I’m with N.Z. It wasn’t YouTube that caused the problem; it was the picking of the questions and the lack of vetting. I thought Anderson Cooper was quite a bit too lax about that when I interviewed him on Monday (warning: apropos pimpage):
    AC: “Well, campaign operatives are people, too. We don’t investigate the background of people asking questions…that’s not our job. Last time around (in the Democrat CNN/YouTube debate), there were questions from Joe Biden’s campaign…and we had some fun with that (disclosing who they were posed by). Things like that are generally pretty obvious. In watching these videos after a while, you can kind of tell, who’s really serious about an issue and who’s just parroting a press release or a talking point.”
Yikes. When you’re doing user-generated questions, there’s always a possibility that motives will be suspect and operatives involved, but it’s incumbent upon news organizations to do the not-very-hard work of Googling people to prevent it. I’m not sure how you govern the whole thing. In large part, I think we have to rely on a good-faith effort by those conducting the debate to disclose pertinent information, but in the end, good questions are good questions and I don’t think it necessarily invalidates them that they’re asked by Edwards supporters or whomever as long as it’s disclosed. I thought there were quite a few last night and they came from the real folks in the first part of the debate. CNN fell down on the job in the second half.

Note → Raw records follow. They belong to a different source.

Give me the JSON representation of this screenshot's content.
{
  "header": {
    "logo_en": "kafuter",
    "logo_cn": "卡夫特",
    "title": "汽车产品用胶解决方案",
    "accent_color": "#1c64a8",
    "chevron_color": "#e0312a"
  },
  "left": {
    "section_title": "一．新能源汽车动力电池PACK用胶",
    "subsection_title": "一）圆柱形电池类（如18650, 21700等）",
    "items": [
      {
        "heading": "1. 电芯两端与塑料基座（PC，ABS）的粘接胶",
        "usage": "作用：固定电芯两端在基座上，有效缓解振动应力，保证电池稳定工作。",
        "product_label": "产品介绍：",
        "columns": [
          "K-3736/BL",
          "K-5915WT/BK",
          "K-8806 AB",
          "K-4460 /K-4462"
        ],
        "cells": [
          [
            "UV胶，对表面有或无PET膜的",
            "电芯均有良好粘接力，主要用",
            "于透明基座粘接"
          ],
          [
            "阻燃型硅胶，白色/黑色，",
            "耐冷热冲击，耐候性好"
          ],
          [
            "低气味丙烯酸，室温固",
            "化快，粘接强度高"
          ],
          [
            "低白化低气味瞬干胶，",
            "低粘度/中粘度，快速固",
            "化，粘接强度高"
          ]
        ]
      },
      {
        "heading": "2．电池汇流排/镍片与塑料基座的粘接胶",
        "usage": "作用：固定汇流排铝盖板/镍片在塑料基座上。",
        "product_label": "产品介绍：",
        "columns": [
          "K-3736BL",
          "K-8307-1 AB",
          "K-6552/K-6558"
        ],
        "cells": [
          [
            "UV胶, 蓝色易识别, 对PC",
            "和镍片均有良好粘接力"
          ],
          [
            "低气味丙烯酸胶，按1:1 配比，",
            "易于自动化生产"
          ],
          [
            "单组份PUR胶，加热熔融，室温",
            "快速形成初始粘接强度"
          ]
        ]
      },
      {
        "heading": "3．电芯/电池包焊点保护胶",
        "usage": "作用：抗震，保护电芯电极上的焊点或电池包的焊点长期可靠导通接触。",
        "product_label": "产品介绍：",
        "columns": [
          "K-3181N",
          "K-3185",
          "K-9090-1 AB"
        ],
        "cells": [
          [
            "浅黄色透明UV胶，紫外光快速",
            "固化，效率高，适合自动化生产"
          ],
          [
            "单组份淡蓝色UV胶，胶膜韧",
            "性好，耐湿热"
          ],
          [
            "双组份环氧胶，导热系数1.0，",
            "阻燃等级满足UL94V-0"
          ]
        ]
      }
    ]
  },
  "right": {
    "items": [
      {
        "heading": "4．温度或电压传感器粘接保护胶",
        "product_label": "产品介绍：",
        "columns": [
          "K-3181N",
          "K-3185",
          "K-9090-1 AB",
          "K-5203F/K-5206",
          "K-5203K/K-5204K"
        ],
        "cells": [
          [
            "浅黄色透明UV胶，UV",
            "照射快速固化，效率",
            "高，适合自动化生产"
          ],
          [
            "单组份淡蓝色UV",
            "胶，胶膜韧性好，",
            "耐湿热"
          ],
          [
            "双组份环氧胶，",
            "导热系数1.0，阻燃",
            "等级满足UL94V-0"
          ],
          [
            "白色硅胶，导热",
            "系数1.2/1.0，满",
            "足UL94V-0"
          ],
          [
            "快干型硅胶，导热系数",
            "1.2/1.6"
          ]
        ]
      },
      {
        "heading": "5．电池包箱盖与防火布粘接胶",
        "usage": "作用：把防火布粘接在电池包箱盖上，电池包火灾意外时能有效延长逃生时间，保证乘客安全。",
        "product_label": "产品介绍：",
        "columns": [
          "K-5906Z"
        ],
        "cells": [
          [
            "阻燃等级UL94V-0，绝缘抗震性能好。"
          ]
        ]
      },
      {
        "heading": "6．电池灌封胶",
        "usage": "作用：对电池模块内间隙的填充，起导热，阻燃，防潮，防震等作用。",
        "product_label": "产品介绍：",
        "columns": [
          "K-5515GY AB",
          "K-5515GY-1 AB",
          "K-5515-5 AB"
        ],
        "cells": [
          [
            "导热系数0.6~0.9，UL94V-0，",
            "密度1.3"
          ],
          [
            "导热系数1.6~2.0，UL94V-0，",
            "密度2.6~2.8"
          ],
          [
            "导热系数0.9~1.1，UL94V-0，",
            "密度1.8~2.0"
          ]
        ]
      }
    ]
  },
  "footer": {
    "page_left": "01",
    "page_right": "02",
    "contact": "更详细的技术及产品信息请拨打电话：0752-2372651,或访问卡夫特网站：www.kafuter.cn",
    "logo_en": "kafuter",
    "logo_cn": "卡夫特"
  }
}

But ultimately, I don’t think there was any good political way to decline to do the YouTube debate. I was talking to some of the YouTubers at the debate, and asking what they thought about the idea that we’re debasing the political process or that the talking snowman distracts from real issues, etc. She said:
“It’s up to the candidate to outshine the question. If he can’t outshine the snowman, maybe he shouldn’t be on stage.”
It’s true. If you turn the debate down, you look not as if you’re lifting up the level of debate in American politics. You look like you’re afraid to face down an animated snowman, and you cement an unhelpful image of Republicans as irretrievably unhip and the right-wing web as irretrievably mired in its inferiority. CNN’s gonna have question issues no matter what, it seems. Why avoid this debate and make our side look bad instead of letting CNN taking the flack, as it should?

Join the conversation as a VIP Member


Trending on Townhall Videos